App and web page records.
= Beginning of Section =

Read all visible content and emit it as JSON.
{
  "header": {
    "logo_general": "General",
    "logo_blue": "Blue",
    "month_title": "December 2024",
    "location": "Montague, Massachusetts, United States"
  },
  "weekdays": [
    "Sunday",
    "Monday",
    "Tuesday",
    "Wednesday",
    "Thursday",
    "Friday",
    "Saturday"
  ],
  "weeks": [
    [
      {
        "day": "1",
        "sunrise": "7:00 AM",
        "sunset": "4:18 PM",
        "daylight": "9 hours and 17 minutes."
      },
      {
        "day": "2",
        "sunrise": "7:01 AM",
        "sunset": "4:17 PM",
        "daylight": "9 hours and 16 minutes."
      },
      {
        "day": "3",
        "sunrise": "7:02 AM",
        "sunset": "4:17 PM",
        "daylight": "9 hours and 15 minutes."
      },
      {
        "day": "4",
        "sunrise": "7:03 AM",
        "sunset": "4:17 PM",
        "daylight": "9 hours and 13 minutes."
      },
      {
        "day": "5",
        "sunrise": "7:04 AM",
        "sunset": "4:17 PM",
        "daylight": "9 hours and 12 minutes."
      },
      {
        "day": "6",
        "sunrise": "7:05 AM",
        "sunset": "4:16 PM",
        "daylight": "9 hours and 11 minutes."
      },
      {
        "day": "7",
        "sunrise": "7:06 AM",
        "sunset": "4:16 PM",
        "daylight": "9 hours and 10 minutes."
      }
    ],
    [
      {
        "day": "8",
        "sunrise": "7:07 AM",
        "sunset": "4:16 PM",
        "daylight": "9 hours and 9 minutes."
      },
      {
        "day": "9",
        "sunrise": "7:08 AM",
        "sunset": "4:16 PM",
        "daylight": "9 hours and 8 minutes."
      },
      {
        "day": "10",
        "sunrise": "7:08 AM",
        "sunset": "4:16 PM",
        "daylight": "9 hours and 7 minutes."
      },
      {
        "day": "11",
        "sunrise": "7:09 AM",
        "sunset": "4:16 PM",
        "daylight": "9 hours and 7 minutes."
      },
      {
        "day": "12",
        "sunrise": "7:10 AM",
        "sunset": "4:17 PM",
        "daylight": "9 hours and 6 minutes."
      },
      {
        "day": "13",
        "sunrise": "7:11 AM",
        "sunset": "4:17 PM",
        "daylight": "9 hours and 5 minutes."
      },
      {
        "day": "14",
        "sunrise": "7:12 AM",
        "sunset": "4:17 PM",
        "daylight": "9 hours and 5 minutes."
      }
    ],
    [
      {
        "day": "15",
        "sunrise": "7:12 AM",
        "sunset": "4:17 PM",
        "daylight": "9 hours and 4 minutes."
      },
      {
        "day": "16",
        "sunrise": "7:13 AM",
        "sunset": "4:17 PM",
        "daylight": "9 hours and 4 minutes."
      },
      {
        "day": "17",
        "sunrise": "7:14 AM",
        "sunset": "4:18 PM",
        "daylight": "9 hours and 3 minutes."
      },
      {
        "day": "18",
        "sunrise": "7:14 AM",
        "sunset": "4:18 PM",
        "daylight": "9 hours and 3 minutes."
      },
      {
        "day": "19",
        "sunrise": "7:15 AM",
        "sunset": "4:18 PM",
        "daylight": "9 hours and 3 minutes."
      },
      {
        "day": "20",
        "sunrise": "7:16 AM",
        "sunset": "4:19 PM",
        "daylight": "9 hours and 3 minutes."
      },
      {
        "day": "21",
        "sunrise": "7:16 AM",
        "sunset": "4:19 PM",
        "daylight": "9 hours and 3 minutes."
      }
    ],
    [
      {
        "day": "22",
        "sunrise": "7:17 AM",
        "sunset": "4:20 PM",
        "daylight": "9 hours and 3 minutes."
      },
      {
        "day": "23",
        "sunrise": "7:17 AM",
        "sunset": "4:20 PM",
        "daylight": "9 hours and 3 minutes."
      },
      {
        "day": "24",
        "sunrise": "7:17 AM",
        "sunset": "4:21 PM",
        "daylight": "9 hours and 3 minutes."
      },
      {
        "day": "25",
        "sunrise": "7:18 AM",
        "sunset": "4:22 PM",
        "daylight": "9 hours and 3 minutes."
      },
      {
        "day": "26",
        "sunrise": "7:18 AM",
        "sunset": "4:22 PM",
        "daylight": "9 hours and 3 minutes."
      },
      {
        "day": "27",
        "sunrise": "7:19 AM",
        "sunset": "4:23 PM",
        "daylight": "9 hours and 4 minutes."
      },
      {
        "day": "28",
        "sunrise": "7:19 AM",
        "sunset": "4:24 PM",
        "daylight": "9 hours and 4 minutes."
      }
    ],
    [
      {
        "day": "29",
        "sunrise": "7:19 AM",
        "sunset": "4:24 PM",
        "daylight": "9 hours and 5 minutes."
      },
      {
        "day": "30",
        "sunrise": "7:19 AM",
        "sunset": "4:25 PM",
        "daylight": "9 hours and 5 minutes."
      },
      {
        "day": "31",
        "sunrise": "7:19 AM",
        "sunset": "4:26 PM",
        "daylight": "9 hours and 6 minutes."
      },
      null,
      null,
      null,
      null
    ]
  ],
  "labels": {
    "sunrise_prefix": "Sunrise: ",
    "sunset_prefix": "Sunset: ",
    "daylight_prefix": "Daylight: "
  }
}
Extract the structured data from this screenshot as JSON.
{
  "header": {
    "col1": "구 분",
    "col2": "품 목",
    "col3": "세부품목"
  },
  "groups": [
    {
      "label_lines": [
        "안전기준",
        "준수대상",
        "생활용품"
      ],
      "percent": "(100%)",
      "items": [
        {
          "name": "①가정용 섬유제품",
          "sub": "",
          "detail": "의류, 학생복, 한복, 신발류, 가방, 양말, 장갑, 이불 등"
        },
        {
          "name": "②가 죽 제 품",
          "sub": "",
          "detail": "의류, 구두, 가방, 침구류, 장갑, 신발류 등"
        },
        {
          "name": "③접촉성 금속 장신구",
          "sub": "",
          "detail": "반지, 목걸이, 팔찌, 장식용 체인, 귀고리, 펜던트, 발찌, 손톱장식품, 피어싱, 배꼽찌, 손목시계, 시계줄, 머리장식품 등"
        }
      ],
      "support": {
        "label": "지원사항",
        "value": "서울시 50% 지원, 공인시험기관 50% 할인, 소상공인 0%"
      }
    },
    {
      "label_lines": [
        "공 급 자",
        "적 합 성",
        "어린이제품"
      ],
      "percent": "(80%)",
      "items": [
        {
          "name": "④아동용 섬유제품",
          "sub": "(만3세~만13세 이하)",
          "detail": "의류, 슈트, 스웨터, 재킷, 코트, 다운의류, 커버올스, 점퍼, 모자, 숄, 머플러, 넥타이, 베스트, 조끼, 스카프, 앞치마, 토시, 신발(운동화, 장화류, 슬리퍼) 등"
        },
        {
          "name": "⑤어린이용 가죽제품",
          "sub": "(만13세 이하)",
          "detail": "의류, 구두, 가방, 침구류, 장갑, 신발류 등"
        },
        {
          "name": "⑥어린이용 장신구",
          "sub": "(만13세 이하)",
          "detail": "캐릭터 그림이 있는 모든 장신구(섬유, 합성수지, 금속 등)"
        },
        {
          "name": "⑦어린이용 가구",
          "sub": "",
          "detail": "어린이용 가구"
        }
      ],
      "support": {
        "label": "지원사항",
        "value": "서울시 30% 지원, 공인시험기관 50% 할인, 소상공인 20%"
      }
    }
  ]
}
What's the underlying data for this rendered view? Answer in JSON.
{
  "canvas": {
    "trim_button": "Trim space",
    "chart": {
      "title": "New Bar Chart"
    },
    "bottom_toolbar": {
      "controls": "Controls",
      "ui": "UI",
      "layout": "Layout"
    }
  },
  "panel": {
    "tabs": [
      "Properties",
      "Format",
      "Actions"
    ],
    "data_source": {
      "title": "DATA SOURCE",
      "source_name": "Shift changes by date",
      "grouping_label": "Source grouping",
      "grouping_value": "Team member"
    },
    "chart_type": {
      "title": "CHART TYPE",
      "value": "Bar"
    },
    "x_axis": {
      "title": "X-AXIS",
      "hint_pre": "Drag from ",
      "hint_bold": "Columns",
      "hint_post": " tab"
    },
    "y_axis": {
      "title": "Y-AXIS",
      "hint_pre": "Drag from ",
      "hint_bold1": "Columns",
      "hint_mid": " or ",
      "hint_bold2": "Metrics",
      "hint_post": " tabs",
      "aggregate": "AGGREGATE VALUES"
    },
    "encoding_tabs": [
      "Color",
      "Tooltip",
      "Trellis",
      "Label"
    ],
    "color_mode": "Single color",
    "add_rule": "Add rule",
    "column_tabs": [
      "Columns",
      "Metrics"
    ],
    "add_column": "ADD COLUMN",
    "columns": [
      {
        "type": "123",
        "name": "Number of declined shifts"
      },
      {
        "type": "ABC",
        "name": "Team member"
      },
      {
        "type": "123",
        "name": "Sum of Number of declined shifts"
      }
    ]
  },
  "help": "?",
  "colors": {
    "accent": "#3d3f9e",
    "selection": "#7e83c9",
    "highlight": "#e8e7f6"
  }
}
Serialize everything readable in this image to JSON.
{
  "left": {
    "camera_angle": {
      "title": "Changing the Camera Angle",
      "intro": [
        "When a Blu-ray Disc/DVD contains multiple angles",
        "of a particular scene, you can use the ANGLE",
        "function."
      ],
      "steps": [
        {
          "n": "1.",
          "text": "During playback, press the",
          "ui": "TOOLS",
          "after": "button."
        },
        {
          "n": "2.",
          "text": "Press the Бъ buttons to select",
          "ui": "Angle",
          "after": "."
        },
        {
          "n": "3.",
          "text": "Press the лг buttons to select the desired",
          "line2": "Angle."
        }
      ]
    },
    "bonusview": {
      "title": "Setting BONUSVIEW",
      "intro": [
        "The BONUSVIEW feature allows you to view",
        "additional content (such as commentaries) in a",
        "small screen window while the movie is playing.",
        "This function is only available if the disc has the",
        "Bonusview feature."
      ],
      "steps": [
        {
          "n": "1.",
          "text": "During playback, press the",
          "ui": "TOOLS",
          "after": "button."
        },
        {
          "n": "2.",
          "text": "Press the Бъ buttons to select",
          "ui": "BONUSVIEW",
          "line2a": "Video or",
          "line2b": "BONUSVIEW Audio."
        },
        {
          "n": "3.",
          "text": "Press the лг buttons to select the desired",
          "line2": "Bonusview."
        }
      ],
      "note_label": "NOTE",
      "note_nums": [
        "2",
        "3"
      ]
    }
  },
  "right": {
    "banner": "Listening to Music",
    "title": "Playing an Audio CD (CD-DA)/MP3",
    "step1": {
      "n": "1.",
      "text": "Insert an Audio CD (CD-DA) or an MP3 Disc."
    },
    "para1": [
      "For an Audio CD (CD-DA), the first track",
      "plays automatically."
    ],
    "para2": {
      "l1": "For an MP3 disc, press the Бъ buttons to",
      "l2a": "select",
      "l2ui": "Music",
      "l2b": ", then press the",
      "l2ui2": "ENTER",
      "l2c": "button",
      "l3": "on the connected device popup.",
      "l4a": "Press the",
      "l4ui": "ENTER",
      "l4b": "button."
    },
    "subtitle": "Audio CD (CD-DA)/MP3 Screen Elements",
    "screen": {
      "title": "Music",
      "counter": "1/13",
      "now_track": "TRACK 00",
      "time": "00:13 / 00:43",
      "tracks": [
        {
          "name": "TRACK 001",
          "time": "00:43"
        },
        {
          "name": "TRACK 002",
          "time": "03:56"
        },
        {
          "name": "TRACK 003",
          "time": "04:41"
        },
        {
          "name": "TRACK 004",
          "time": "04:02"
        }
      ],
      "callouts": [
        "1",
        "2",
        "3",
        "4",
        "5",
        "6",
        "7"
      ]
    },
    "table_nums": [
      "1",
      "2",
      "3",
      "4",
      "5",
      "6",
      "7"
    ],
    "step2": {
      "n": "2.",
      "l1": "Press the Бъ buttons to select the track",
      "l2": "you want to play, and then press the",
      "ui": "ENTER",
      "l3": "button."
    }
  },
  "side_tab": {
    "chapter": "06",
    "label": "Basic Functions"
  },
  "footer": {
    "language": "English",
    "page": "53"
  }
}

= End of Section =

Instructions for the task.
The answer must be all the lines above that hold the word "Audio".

Reply to the exercise.
          "line2b": "BONUSVIEW Audio."
    "title": "Playing an Audio CD (CD-DA)/MP3",
      "text": "Insert an Audio CD (CD-DA) or an MP3 Disc."
      "For an Audio CD (CD-DA), the first track",
    "subtitle": "Audio CD (CD-DA)/MP3 Screen Elements",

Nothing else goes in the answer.